Task prompt
Could you return the full listing, every line exactly as given?

Source data
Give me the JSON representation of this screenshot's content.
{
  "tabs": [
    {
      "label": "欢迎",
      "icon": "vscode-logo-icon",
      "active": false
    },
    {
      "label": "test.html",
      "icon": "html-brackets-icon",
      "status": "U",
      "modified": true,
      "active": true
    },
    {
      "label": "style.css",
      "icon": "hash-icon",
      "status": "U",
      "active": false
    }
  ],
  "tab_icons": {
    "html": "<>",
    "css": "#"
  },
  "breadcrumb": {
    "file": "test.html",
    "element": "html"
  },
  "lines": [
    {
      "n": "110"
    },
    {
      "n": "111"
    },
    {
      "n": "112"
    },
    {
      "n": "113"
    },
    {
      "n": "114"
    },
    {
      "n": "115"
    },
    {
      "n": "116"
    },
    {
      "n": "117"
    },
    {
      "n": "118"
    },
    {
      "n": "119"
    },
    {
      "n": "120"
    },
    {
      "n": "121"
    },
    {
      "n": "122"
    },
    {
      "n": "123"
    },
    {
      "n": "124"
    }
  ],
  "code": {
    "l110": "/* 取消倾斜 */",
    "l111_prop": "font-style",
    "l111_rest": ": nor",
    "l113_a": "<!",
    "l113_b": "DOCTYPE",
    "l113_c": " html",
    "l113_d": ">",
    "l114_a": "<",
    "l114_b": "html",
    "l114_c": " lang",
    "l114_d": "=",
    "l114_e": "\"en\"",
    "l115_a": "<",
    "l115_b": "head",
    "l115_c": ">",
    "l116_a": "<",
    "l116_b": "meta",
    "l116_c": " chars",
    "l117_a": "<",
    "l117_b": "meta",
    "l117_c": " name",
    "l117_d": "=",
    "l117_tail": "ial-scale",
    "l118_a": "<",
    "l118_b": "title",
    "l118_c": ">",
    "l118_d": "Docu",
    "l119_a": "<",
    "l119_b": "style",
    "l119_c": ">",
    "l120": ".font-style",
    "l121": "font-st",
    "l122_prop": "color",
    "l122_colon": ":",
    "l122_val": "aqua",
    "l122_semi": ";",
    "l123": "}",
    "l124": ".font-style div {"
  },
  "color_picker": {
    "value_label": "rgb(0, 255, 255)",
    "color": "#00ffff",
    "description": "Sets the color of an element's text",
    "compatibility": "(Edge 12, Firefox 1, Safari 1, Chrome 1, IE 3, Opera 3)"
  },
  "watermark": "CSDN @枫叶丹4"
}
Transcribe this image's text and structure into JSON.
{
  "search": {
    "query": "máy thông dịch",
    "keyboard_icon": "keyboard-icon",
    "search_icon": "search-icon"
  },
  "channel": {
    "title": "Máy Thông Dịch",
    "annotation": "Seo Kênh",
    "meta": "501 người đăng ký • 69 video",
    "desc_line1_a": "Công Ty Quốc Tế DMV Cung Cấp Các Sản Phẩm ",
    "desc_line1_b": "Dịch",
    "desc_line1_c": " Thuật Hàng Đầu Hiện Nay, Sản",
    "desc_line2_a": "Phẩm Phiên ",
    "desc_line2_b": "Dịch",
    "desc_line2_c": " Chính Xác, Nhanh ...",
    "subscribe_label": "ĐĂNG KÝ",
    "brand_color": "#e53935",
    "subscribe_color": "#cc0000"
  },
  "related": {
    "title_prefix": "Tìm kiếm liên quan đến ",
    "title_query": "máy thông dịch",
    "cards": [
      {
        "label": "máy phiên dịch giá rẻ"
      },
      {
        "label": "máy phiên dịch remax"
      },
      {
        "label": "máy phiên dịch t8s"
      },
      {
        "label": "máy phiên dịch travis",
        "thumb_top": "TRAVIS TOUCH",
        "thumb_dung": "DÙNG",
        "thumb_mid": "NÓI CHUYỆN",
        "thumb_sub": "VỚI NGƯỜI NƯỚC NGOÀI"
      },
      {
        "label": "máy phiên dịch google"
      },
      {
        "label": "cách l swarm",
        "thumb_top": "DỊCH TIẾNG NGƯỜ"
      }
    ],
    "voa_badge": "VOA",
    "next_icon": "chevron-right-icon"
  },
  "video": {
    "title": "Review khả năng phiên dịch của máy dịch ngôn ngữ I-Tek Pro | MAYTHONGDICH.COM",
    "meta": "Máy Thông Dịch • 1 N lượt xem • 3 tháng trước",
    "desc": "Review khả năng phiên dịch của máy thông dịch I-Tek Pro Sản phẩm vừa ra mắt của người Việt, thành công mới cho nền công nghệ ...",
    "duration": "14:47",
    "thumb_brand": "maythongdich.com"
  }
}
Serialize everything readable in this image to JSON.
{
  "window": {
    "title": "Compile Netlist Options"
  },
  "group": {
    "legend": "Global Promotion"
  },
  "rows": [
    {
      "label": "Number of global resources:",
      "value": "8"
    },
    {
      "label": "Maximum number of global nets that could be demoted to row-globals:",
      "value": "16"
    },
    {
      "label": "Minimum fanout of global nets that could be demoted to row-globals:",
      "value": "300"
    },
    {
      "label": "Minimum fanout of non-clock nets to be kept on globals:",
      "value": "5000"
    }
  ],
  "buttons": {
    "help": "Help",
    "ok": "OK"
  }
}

Result below
Give me the JSON representation of this screenshot's content.
{
  "tabs": [
    {
      "label": "欢迎",
      "icon": "vscode-logo-icon",
      "active": false
    },
    {
      "label": "test.html",
      "icon": "html-brackets-icon",
      "status": "U",
      "modified": true,
      "active": true
    },
    {
      "label": "style.css",
      "icon": "hash-icon",
      "status": "U",
      "active": false
    }
  ],
  "tab_icons": {
    "html": "<>",
    "css": "#"
  },
  "breadcrumb": {
    "file": "test.html",
    "element": "html"
  },
  "lines": [
    {
      "n": "110"
    },
    {
      "n": "111"
    },
    {
      "n": "112"
    },
    {
      "n": "113"
    },
    {
      "n": "114"
    },
    {
      "n": "115"
    },
    {
      "n": "116"
    },
    {
      "n": "117"
    },
    {
      "n": "118"
    },
    {
      "n": "119"
    },
    {
      "n": "120"
    },
    {
      "n": "121"
    },
    {
      "n": "122"
    },
    {
      "n": "123"
    },
    {
      "n": "124"
    }
  ],
  "code": {
    "l110": "/* 取消倾斜 */",
    "l111_prop": "font-style",
    "l111_rest": ": nor",
    "l113_a": "<!",
    "l113_b": "DOCTYPE",
    "l113_c": " html",
    "l113_d": ">",
    "l114_a": "<",
    "l114_b": "html",
    "l114_c": " lang",
    "l114_d": "=",
    "l114_e": "\"en\"",
    "l115_a": "<",
    "l115_b": "head",
    "l115_c": ">",
    "l116_a": "<",
    "l116_b": "meta",
    "l116_c": " chars",
    "l117_a": "<",
    "l117_b": "meta",
    "l117_c": " name",
    "l117_d": "=",
    "l117_tail": "ial-scale",
    "l118_a": "<",
    "l118_b": "title",
    "l118_c": ">",
    "l118_d": "Docu",
    "l119_a": "<",
    "l119_b": "style",
    "l119_c": ">",
    "l120": ".font-style",
    "l121": "font-st",
    "l122_prop": "color",
    "l122_colon": ":",
    "l122_val": "aqua",
    "l122_semi": ";",
    "l123": "}",
    "l124": ".font-style div {"
  },
  "color_picker": {
    "value_label": "rgb(0, 255, 255)",
    "color": "#00ffff",
    "description": "Sets the color of an element's text",
    "compatibility": "(Edge 12, Firefox 1, Safari 1, Chrome 1, IE 3, Opera 3)"
  },
  "watermark": "CSDN @枫叶丹4"
}
Transcribe this image's text and structure into JSON.
{
  "search": {
    "query": "máy thông dịch",
    "keyboard_icon": "keyboard-icon",
    "search_icon": "search-icon"
  },
  "channel": {
    "title": "Máy Thông Dịch",
    "annotation": "Seo Kênh",
    "meta": "501 người đăng ký • 69 video",
    "desc_line1_a": "Công Ty Quốc Tế DMV Cung Cấp Các Sản Phẩm ",
    "desc_line1_b": "Dịch",
    "desc_line1_c": " Thuật Hàng Đầu Hiện Nay, Sản",
    "desc_line2_a": "Phẩm Phiên ",
    "desc_line2_b": "Dịch",
    "desc_line2_c": " Chính Xác, Nhanh ...",
    "subscribe_label": "ĐĂNG KÝ",
    "brand_color": "#e53935",
    "subscribe_color": "#cc0000"
  },
  "related": {
    "title_prefix": "Tìm kiếm liên quan đến ",
    "title_query": "máy thông dịch",
    "cards": [
      {
        "label": "máy phiên dịch giá rẻ"
      },
      {
        "label": "máy phiên dịch remax"
      },
      {
        "label": "máy phiên dịch t8s"
      },
      {
        "label": "máy phiên dịch travis",
        "thumb_top": "TRAVIS TOUCH",
        "thumb_dung": "DÙNG",
        "thumb_mid": "NÓI CHUYỆN",
        "thumb_sub": "VỚI NGƯỜI NƯỚC NGOÀI"
      },
      {
        "label": "máy phiên dịch google"
      },
      {
        "label": "cách l swarm",
        "thumb_top": "DỊCH TIẾNG NGƯỜ"
      }
    ],
    "voa_badge": "VOA",
    "next_icon": "chevron-right-icon"
  },
  "video": {
    "title": "Review khả năng phiên dịch của máy dịch ngôn ngữ I-Tek Pro | MAYTHONGDICH.COM",
    "meta": "Máy Thông Dịch • 1 N lượt xem • 3 tháng trước",
    "desc": "Review khả năng phiên dịch của máy thông dịch I-Tek Pro Sản phẩm vừa ra mắt của người Việt, thành công mới cho nền công nghệ ...",
    "duration": "14:47",
    "thumb_brand": "maythongdich.com"
  }
}
Serialize everything readable in this image to JSON.
{
  "window": {
    "title": "Compile Netlist Options"
  },
  "group": {
    "legend": "Global Promotion"
  },
  "rows": [
    {
      "label": "Number of global resources:",
      "value": "8"
    },
    {
      "label": "Maximum number of global nets that could be demoted to row-globals:",
      "value": "16"
    },
    {
      "label": "Minimum fanout of global nets that could be demoted to row-globals:",
      "value": "300"
    },
    {
      "label": "Minimum fanout of non-clock nets to be kept on globals:",
      "value": "5000"
    }
  ],
  "buttons": {
    "help": "Help",
    "ok": "OK"
  }
}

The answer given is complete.